When I was young my father and I used to go to a dude ranch in Downsville, N.Y., called Roundup Ranch. It was a little over 2 hours away, up the New York State Thruway to the Roscoe Diner. Roundup Ranch was a great place for families to go to around holidays like Father’s Day and New Year’s. We would meet up with a few groups of friends, and all the kids would play together and go horseback riding, race R/C cars and play lots of manhunt. There was also a small game room with some arcade cabinets and a jukebox. I remember only one thing about the jukebox – that terrible Matthew Wilder song, “Break My Stride.”

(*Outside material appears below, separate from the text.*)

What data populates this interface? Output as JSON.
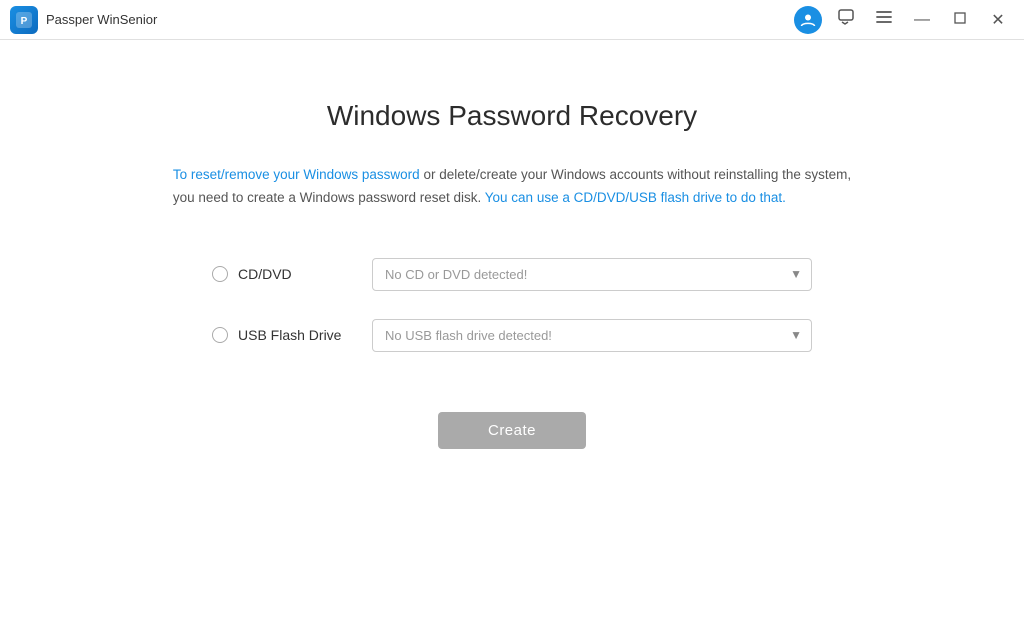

I mention all of this because that game room was a special place for a young Chuck. Aside from Westwood Arcade, the Roundup Ranch game room became one of the most important gaming locations of my youth.

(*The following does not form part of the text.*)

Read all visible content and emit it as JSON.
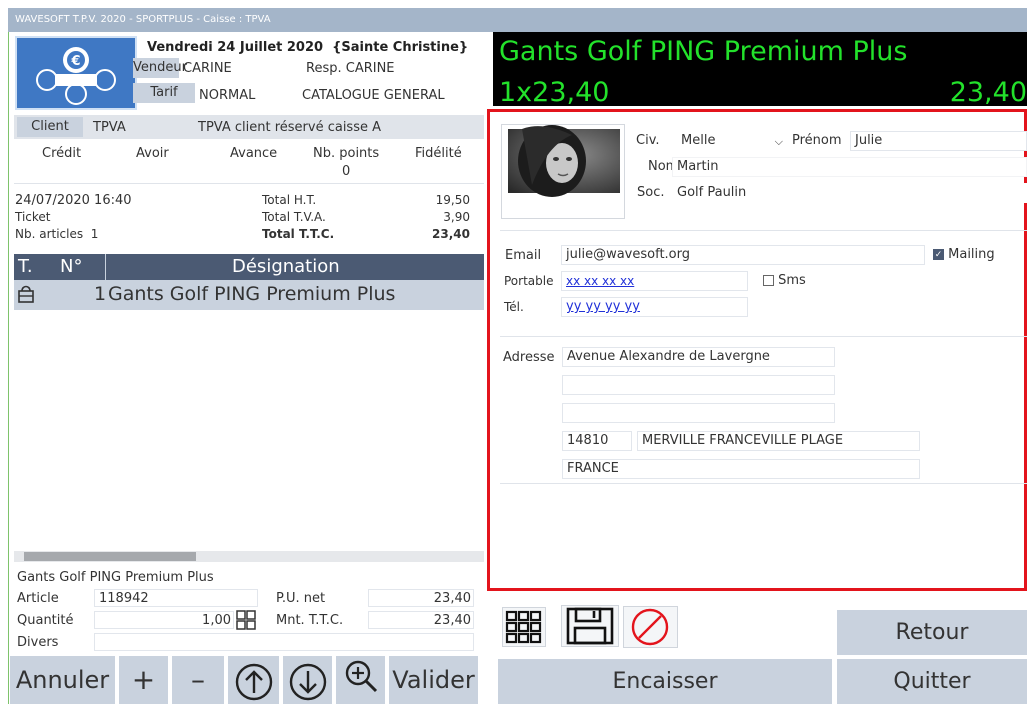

Among the cabinets was the often-played, classic Stern-produced scroll shooter, Scramble.
Scramble, developed by Konami, was about a small spacecraft that fought on an alien world through several varied terrains. The graphics compared to today’s standards were quite primitive; however, the cabinet art played a crucial role in explaining the game’s premise. Simple and to the point, the attract mode screen would read, “How far can you invade our Scramble system?”

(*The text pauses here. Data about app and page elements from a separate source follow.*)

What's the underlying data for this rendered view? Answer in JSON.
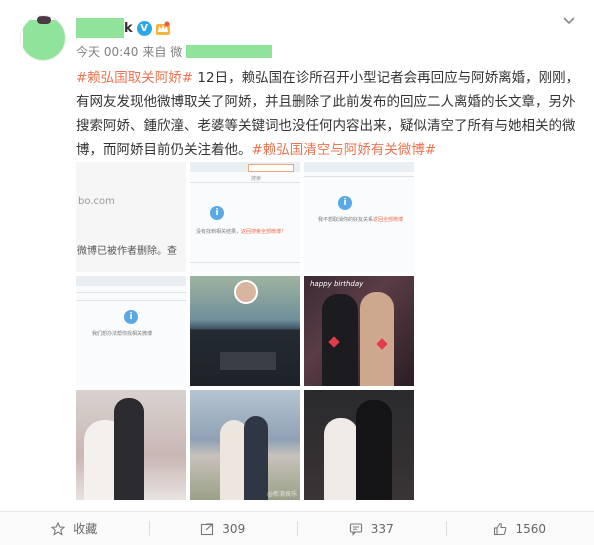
{
  "post": {
    "name_tail": "k",
    "time": "今天 00:40",
    "source_prefix": "来自 微",
    "text_parts": [
      {
        "type": "tag",
        "text": "#赖弘国取关阿娇#"
      },
      {
        "type": "plain",
        "text": " 12日，赖弘国在诊所召开小型记者会再回应与阿娇离婚，刚刚，有网友发现他微博取关了阿娇，并且删除了此前发布的回应二人离婚的长文章，另外搜索阿娇、鍾欣潼、老婆等关键词也没任何内容出来，疑似清空了所有与她相关的微博，而阿娇目前仍关注着他。"
      },
      {
        "type": "tag",
        "text": "#赖弘国清空与阿娇有关微博#"
      }
    ]
  },
  "images": {
    "cell1_top": "bo.com",
    "cell1_bottom": "微博已被作者删除。查",
    "cell2_search": "搜索",
    "cell2_msg": "没有找到相关结果，",
    "cell2_link": "返回搜索全部微博？",
    "cell3_msg": "我不想取消你的好友关系",
    "cell3_link": "返回全部微博",
    "cell4_msg": "我们想办法帮你找相关微博",
    "cell6_sign": "happy birthday",
    "watermark": "@新浪娱乐"
  },
  "footer": {
    "collect_label": "收藏",
    "repost_count": "309",
    "comment_count": "337",
    "like_count": "1560"
  },
  "colors": {
    "tag": "#eb7350",
    "verified": "#2aa7e6",
    "redaction": "#8fe49a"
  },
  "icons": [
    "star-icon",
    "repost-icon",
    "comment-icon",
    "like-icon",
    "chevron-down-icon",
    "verified-icon",
    "crown-icon",
    "info-icon"
  ]
}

Long ago the story of a game might not just be told through the game medium but through the artwork on the cabinet. The cabinet art for Scramble told the story of an alien world being invaded, by you.
There is one memory that stands out when I think about Scramble. In the lower corner of the glass, right next to the play field, was a picture of an attractive female alien deck officer. The picture is simple enough, and it shows the female deck officer holding a microphone alerting the enemy. However, this fine-looking female has that distressed look of what could be erotic ecstasy, and that microphone looks more like a space dildo which that dirty, dirty deck officer is about to fellate. (See how quickly things get out of control in the mind of a 12-year-old?) With just a minimal amount of cabinet art, I was able to see some of the higher resolution details of the game story without having to increase the pixel count.
With the modern age, we continue to lose those physical connections between the video game and the player. Game cabinets, instruction booklets and box art are becoming things of the past. Without those things, we have to change the way we connect with the physical side of the art, so as not to lose it.
There is no stopping change or progress. I feel as though Fuelcell Games’ Insanely Twisted Shadow Planet is a return to a more inspired time. Solid game play and well-designed levels aside, Insanely Twisted Shadow Planet stands out as an example of interactive art.
Artist Michel Gagné and game designer Joe Olson capture the idea of interactive artwork in a very natural way. The story is simple; you play a member of an ominous alien species that is attacked by another life force even more mysterious and provoking. “How far can you invade our Scramble system?”
I get that same soulful sexual presence in this game. I feel as though I am watching this planet create life and breed itself inside of me for the purpose of my destruction. I am the alien, I am your virus, I am your threat.
I enjoyed this game; however, I don’t think it is for everyone. I highly suggest you try the demo and check out the trailer.
Follow Chuck’s magical cabinet ride on Twitter @JapanDudeGirl